Tablet to Salman on Detachment was written not long after Baha’u’llah arrived in Akka, which was August 1868. This is based on the fact that Baha’u’llah refers to the believers in Baghdad being exiled to Mosul, which happened in mid-1868. The exile came about as a result of the scheming of the Persian Ambassador in Baghdad, Mirza Buzurg Khan, and the Muslim cleric Shaykh Abdu’l-Husayn Iraqi. They actively plotted against the community and their efforts lead to the Governor of Baghdad exiling about 70 believers to Mosul.
The essence of Baha’u’llah’s message on detachment is that the believers should be content with the will of God; that is, content with the circumstances they find themselves in. This idea is captured in the first sentence of the tablet: “In every affair, strive to be like God and be content with the divine decree.” Baha’u’llah cites his own situation: he was oppressed his whole life and the people acted as though nothing untoward had happened to him, but Baha’u’llah was always reconciled to the situations he was unjustly placed in.
Baha’u’llah then restates the principle by saying that we must not complain or rejoice about the conditions of the world – be they good or bad. Instead, we should always look to God. This is because the circumstances of our lives are unstable and will change when we die. Baha’u’llah says that the people who glory in their worldly situation are heedless and that it is negligence that leads them to concern themselves with such things.
Baha’u’llah comments on how the principle of detachment will impact on the way people will be governed in future. He explains that, when humanity matures, people will be unwilling to hold autocratic rule or to govern alone. People will be motivated by reason rather than power, and will agree to rule only on a consultative basis and for the purpose of serving the Cause.
Baha’u’llah restates the detachment principle again in a slightly different way. He points out that our lives are fleeting and, when we die, we are returned to dust. Those who see the eternal spiritual home do not desire anything of this world, choosing instead to focus and rely wholly on God and be content with what God decrees.
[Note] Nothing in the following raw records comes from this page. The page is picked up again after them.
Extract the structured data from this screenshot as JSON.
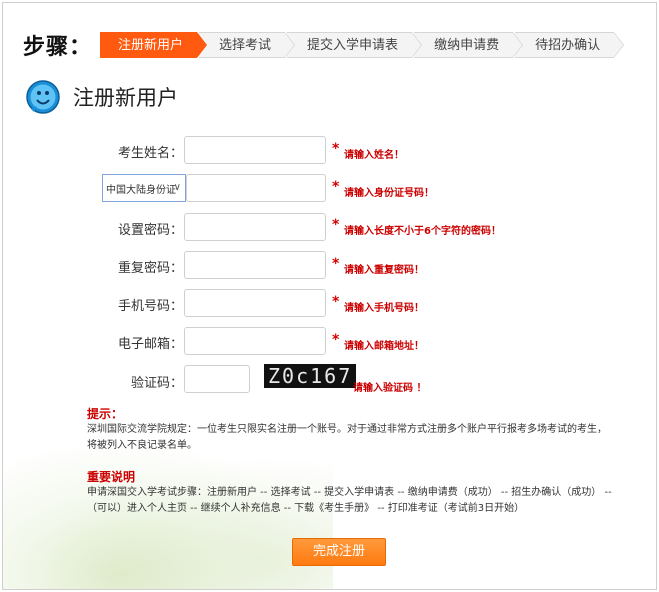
{
  "steps": {
    "label": "步骤：",
    "items": [
      {
        "label": "注册新用户",
        "active": true
      },
      {
        "label": "选择考试",
        "active": false
      },
      {
        "label": "提交入学申请表",
        "active": false
      },
      {
        "label": "缴纳申请费",
        "active": false
      },
      {
        "label": "待招办确认",
        "active": false
      }
    ]
  },
  "page_title": "注册新用户",
  "form": {
    "name": {
      "label": "考生姓名：",
      "required": "*",
      "hint": "请输入姓名！"
    },
    "id": {
      "select_value": "中国大陆身份证",
      "required": "*",
      "hint": "请输入身份证号码！"
    },
    "password": {
      "label": "设置密码：",
      "required": "*",
      "hint": "请输入长度不小于6个字符的密码！"
    },
    "confirm": {
      "label": "重复密码：",
      "required": "*",
      "hint": "请输入重复密码！"
    },
    "phone": {
      "label": "手机号码：",
      "required": "*",
      "hint": "请输入手机号码！"
    },
    "email": {
      "label": "电子邮箱：",
      "required": "*",
      "hint": "请输入邮箱地址！"
    },
    "captcha": {
      "label": "验证码：",
      "image_text": "Z0c167",
      "hint": "请输入验证码 ！"
    }
  },
  "tips": {
    "title": "提示：",
    "text": "深圳国际交流学院规定：一位考生只限实名注册一个账号。对于通过非常方式注册多个账户平行报考多场考试的考生，将被列入不良记录名单。"
  },
  "notes": {
    "title": "重要说明",
    "text": "申请深国交入学考试步骤：注册新用户 -- 选择考试 -- 提交入学申请表 -- 缴纳申请费（成功） -- 招生办确认（成功） --（可以）进入个人主页 -- 继续个人补充信息 -- 下载《考生手册》 -- 打印准考证（考试前3日开始）"
  },
  "submit_label": "完成注册",
  "colors": {
    "accent": "#ff5a0f",
    "error": "#cc0000",
    "button": "#ff7a10"
  }
}
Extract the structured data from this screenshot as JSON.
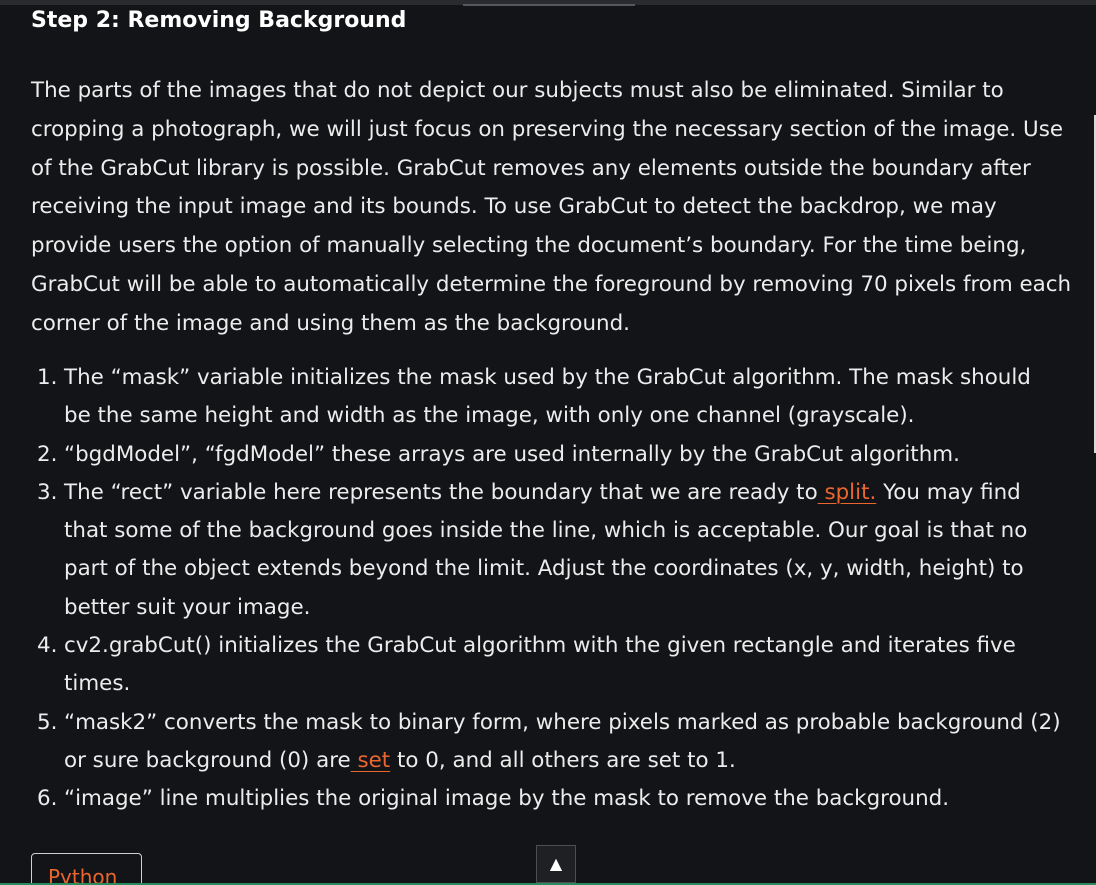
{
  "article": {
    "heading": "Step 2: Removing Background",
    "intro": "The parts of the images that do not depict our subjects must also be eliminated. Similar to cropping a photograph, we will just focus on preserving the necessary section of the image. Use of the GrabCut library is possible. GrabCut removes any elements outside the boundary after receiving the input image and its bounds. To use GrabCut to detect the backdrop, we may provide users the option of manually selecting the document’s boundary. For the time being, GrabCut will be able to automatically determine the foreground by removing 70 pixels from each corner of the image and using them as the background.",
    "steps": [
      {
        "num": "1.",
        "text": "The “mask” variable initializes the mask used by the GrabCut algorithm. The mask should be the same height and width as the image, with only one channel (grayscale)."
      },
      {
        "num": "2.",
        "text": "“bgdModel”, “fgdModel” these arrays are used internally by the GrabCut algorithm."
      },
      {
        "num": "3.",
        "before": "The “rect” variable here represents the boundary that we are ready to",
        "link": " split.",
        "after": " You may find that some of the background goes inside the line, which is acceptable. Our goal is that no part of the object extends beyond the limit. Adjust the coordinates (x, y, width, height) to better suit your image."
      },
      {
        "num": "4.",
        "text": "cv2.grabCut() initializes the GrabCut algorithm with the given rectangle and iterates five times."
      },
      {
        "num": "5.",
        "before": "“mask2” converts the mask to binary form, where pixels marked as probable background (2) or sure background (0) are",
        "link": " set",
        "after": " to 0, and all others are set to 1."
      },
      {
        "num": "6.",
        "text": "“image” line multiplies the original image by the mask to remove the background."
      }
    ]
  },
  "code_block": {
    "tab_label": "Python"
  },
  "scroll_top_button": {
    "icon": "▲",
    "icon_name": "arrow-up-icon"
  },
  "colors": {
    "background": "#131417",
    "text": "#ececec",
    "link": "#e9662f",
    "bottom_strip": "#2c8a5f"
  }
}
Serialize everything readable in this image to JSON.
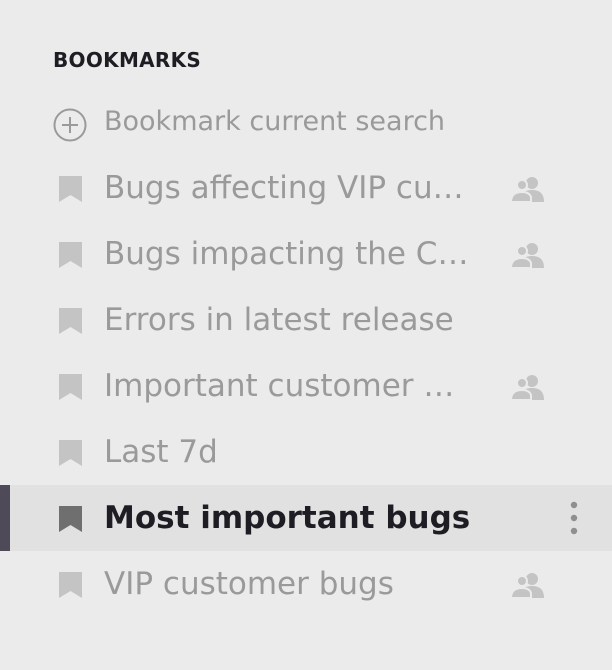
{
  "section": {
    "title": "BOOKMARKS"
  },
  "add_action": {
    "label": "Bookmark current search",
    "icon": "plus-circle-icon"
  },
  "bookmarks": [
    {
      "name": "Bugs affecting VIP customers",
      "display": "Bugs affecting VIP custo…",
      "shared": true,
      "active": false
    },
    {
      "name": "Bugs impacting the CEO",
      "display": "Bugs impacting the CEO",
      "shared": true,
      "active": false
    },
    {
      "name": "Errors in latest release",
      "display": "Errors in latest release",
      "shared": false,
      "active": false
    },
    {
      "name": "Important customer bugs",
      "display": "Important customer bugs",
      "shared": true,
      "active": false
    },
    {
      "name": "Last 7d",
      "display": "Last 7d",
      "shared": false,
      "active": false
    },
    {
      "name": "Most important bugs",
      "display": "Most important bugs",
      "shared": false,
      "active": true
    },
    {
      "name": "VIP customer bugs",
      "display": "VIP customer bugs",
      "shared": true,
      "active": false
    }
  ],
  "colors": {
    "background": "#ebebeb",
    "active_row": "#e1e1e1",
    "indicator": "#4e4a58",
    "muted_text": "#9a9a9a",
    "strong_text": "#1f1d24",
    "icon": "#c4c4c4"
  }
}
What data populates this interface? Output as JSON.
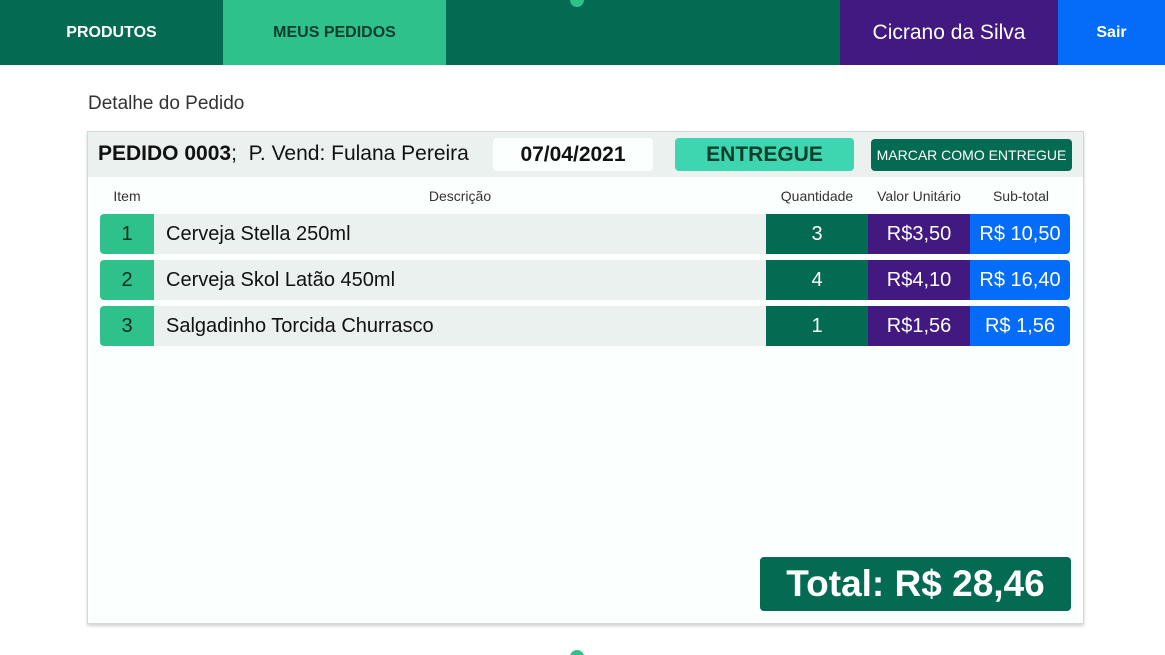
{
  "navbar": {
    "products_label": "PRODUTOS",
    "orders_label": "MEUS PEDIDOS",
    "user_name": "Cicrano da Silva",
    "logout_label": "Sair"
  },
  "page": {
    "title": "Detalhe do Pedido"
  },
  "order": {
    "number": "PEDIDO 0003",
    "separator": ";",
    "seller": "P. Vend: Fulana Pereira",
    "date": "07/04/2021",
    "status": "ENTREGUE",
    "mark_delivered_label": "MARCAR COMO ENTREGUE",
    "total": "Total: R$ 28,46"
  },
  "table": {
    "headers": {
      "item": "Item",
      "description": "Descrição",
      "quantity": "Quantidade",
      "unit_price": "Valor Unitário",
      "subtotal": "Sub-total"
    },
    "rows": [
      {
        "item": "1",
        "description": "Cerveja Stella 250ml",
        "quantity": "3",
        "unit_price": "R$3,50",
        "subtotal": "R$ 10,50"
      },
      {
        "item": "2",
        "description": "Cerveja Skol Latão 450ml",
        "quantity": "4",
        "unit_price": "R$4,10",
        "subtotal": "R$ 16,40"
      },
      {
        "item": "3",
        "description": "Salgadinho Torcida Churrasco",
        "quantity": "1",
        "unit_price": "R$1,56",
        "subtotal": "R$ 1,56"
      }
    ]
  },
  "colors": {
    "primary_green": "#036b52",
    "light_green": "#2fc18c",
    "status_green": "#3ed6b0",
    "purple": "#421981",
    "blue": "#056cf9"
  }
}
Baha’u’llah consoles Salman over his disappointment at not being able to visit Baha’u’llah. Presumably, this is a reference to the fact that, when Baha’u’llah was first sent to Akka, the authorities watched the city gates carefully to prevent the believers from getting in to see him. He advises Salman to reflect the warmth of God so that he will warm others, to walk his path to God with purity and sincerity and to ask God for help in all situations.
Baha’u’llah confirms that he is aware that the Baghdad believers have been exiled to Mosul. He thanks God for making himself and the believers prisoners, because their suffering in the path of God will be remembered for eternity. He finishes by giving Salman instructions on what to pass on to those exiled to Mosul and revealing a prayer for them.
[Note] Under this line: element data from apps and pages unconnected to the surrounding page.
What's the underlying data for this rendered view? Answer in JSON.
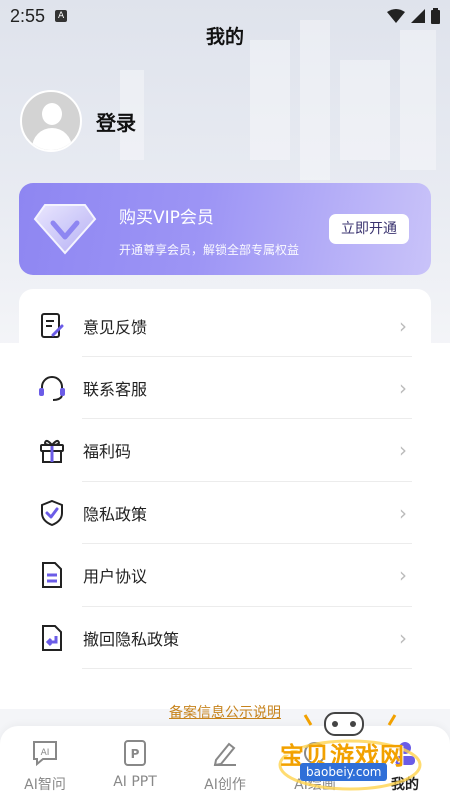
{
  "status": {
    "time": "2:55",
    "notif_icon": "A"
  },
  "header": {
    "title": "我的"
  },
  "profile": {
    "login_label": "登录",
    "avatar_icon": "default-avatar-icon"
  },
  "vip": {
    "title": "购买VIP会员",
    "subtitle": "开通尊享会员，解锁全部专属权益",
    "button": "立即开通",
    "gradient_start": "#8e86f2",
    "gradient_end": "#c9c3f9"
  },
  "menu": {
    "items": [
      {
        "label": "意见反馈",
        "icon": "feedback-icon"
      },
      {
        "label": "联系客服",
        "icon": "headset-icon"
      },
      {
        "label": "福利码",
        "icon": "gift-icon"
      },
      {
        "label": "隐私政策",
        "icon": "shield-check-icon"
      },
      {
        "label": "用户协议",
        "icon": "document-icon"
      },
      {
        "label": "撤回隐私政策",
        "icon": "revoke-document-icon"
      }
    ]
  },
  "footer": {
    "record_link": "备案信息公示说明"
  },
  "tabs": [
    {
      "label": "AI智问",
      "icon": "ai-chat-icon"
    },
    {
      "label": "AI PPT",
      "icon": "ppt-icon"
    },
    {
      "label": "AI创作",
      "icon": "pen-icon"
    },
    {
      "label": "AI绘画",
      "icon": "paint-icon"
    },
    {
      "label": "我的",
      "icon": "profile-icon",
      "active": true
    }
  ],
  "watermark": {
    "text": "宝贝游戏网",
    "url": "baobeiy.com"
  },
  "colors": {
    "accent": "#6b5ce7",
    "link": "#c7831c",
    "chevron": "#bbbbbb"
  }
}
 This comes from the biography of Shaykh Salman in Adib Taherzadeh: The Revelation of Baha’u’llah. Baghdad, 1853-63 (Oxford: George Ronald, 1974) pp 109-113. See also Abdu’l-Baha: Memorials of the Faithful, translated by Marzieh Gail (Wilmette, Illinois: Baha’i Publishing Trust, 1971) pp 13-16.
 This comes from the account of the exile of the Baghdad believers in Adib Taherzadeh: The Revelation of Baha’u’llah. Adrianople, 1863-68 (Oxford: George Ronald, 1977) pp 332-336.
Further discussion on this tablet is found in Adib Taherzadeh: The Revelation of Baha’u’llah. Akka, The Early Years, 1868-77 (Oxford: George Ronald, 1983) pp 25-26.
For a discussion on Baha’u’llah’s abolition of autocratic rule and emphasis on consultation, see Juan Cole: Modernity and the Millennium. The Genesis of the Baha’i Faith in the Nineteenth-Century Middle East (New York: Columbia University Press, 1998) pp 60-61.